We the People of the United States, in Order to form a more perfect Union, establish Justice, insure domestic Tranquility, provide for the common defence, promote the general Welfare, and secure the Blessings of Liberty to ourselves and our Posterity, do ordain and establish this Constitution for the United States of America.
Break it down with me …
- We the People of the United States … — Not we the people of one state, nor we the people of the rest of the world, but we the people of the United States.
- … in Order to form a more perfect Union … — That is, “more perfect” than the previous union under the Articles of Confederation. (Many years ago, my good friend Dr. James Galt-Brown and I discussed writing a book to speculate on what the next more perfect union might be like. Alas, another project that fell by the wayside.)
- … establish Justice … — Not guarantee justice, because justice can never be guaranteed, but establish it, primarily by establishing a system which, if administered well, might produce it more often than not. Justice as an ideal toward which we should strive is laudable, but a different matter from what the Constitution purposed.
- … insure domestic Tranquility … — That is, keep the peace internally and, where possible, protect citizens’ lives from disruptions.
- … provide for the common defence … — Note that this is the only thing the Preamble proposes to provide, and even here the preposition is important because it is less to provide outright than to provide for defense against our enemies. National security remains the paramount responsibility of every national government, but the government relies on the citizens — whether volunteers, as we have in the U.S. today, or conscripts in times of national emergency — to step up and provide it. That seems like a good thing to reflect upon as we approach Memorial Day.
- … promote the general Welfare … — Not provide it, not guarantee it, but promote it: make the citizens’ welfare possible, and where practical remove obstacles to it.
- … secure the Blessings of Liberty … — What are the blessings of liberty? What are the benefits of freedom? Are they the same for everyone, everywhere, at every time? No. The blessings may be success, but they may also be failure; potential good results of liberty also have their negations, potential bad outcomes, because exercising liberty means accepting risk.
- … to ourselves and our Posterity … — Not to the rest of the world, unless they wish to join the union of our several and sovereign states. To ourselves, and the future generations we raise.
The first page of the U.S. Constitution. (Source: Wikimedia Commons.)
Our Constitution was not perfect when it was written, but it was not expected to be; it was only meant to be “more perfect.” Its authors were wise enough to include in it the means to change it should future years prove it unequal to its charge. And what was its charge, its mission? It seems to me it’s right there in the Preamble: not to institute a governmental system for its own sake, but to accomplish certain tasks that together would free its people — “We the People of the United States” — to pursue their own aims, their own dreams, their own potential.

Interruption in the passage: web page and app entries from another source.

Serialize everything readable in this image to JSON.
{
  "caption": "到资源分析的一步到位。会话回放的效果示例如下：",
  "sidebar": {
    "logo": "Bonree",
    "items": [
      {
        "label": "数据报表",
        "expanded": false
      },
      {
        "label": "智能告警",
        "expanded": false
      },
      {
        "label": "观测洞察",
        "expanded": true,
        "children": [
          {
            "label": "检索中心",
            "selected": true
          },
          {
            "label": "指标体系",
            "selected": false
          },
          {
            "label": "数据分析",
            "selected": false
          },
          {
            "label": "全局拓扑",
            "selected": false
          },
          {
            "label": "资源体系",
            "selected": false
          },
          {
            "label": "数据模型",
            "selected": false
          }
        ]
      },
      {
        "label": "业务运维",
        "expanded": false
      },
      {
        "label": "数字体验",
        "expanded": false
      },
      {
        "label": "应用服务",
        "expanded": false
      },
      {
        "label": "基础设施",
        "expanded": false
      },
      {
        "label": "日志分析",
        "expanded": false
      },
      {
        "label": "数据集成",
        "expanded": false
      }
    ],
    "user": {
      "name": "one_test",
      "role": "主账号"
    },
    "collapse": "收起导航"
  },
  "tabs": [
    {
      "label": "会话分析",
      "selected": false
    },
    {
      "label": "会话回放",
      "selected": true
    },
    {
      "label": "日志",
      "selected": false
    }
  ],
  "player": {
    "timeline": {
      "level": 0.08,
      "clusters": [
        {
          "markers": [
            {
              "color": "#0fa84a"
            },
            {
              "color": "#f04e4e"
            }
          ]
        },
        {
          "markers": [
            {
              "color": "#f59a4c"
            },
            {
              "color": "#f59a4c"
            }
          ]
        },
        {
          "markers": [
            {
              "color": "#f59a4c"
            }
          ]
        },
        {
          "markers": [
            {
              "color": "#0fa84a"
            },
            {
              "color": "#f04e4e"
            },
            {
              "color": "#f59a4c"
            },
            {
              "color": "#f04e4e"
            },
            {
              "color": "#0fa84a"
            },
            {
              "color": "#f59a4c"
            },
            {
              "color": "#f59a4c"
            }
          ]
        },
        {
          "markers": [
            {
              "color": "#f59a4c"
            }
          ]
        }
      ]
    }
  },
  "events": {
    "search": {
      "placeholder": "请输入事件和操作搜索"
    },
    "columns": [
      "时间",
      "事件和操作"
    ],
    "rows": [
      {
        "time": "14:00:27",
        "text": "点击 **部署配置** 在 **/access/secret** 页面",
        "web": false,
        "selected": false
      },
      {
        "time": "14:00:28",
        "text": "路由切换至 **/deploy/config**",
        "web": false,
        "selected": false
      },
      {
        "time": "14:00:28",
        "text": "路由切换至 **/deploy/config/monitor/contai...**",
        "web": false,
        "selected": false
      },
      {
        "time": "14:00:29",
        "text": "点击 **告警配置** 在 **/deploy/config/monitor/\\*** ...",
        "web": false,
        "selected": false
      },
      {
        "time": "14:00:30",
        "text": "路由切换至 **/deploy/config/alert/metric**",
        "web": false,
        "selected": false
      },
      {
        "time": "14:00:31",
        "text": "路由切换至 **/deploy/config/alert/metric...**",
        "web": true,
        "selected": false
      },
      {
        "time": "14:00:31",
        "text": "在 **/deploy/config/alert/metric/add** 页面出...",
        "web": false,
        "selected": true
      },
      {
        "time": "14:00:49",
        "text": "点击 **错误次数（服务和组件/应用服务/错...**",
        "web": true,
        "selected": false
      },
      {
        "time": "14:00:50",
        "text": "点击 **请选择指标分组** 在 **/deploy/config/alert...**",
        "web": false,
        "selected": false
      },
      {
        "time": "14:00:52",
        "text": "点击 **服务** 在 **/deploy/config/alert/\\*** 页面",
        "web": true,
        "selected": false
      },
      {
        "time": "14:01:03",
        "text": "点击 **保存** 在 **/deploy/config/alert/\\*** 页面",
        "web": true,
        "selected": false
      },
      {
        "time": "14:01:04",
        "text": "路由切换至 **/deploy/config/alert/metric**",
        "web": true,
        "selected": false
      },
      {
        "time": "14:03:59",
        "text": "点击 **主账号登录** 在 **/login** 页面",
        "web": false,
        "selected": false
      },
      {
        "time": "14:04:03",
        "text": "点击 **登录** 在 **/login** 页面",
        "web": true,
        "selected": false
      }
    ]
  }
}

As we begin this week, I hope you have success in pursuing your aims, your dreams, and your potential.by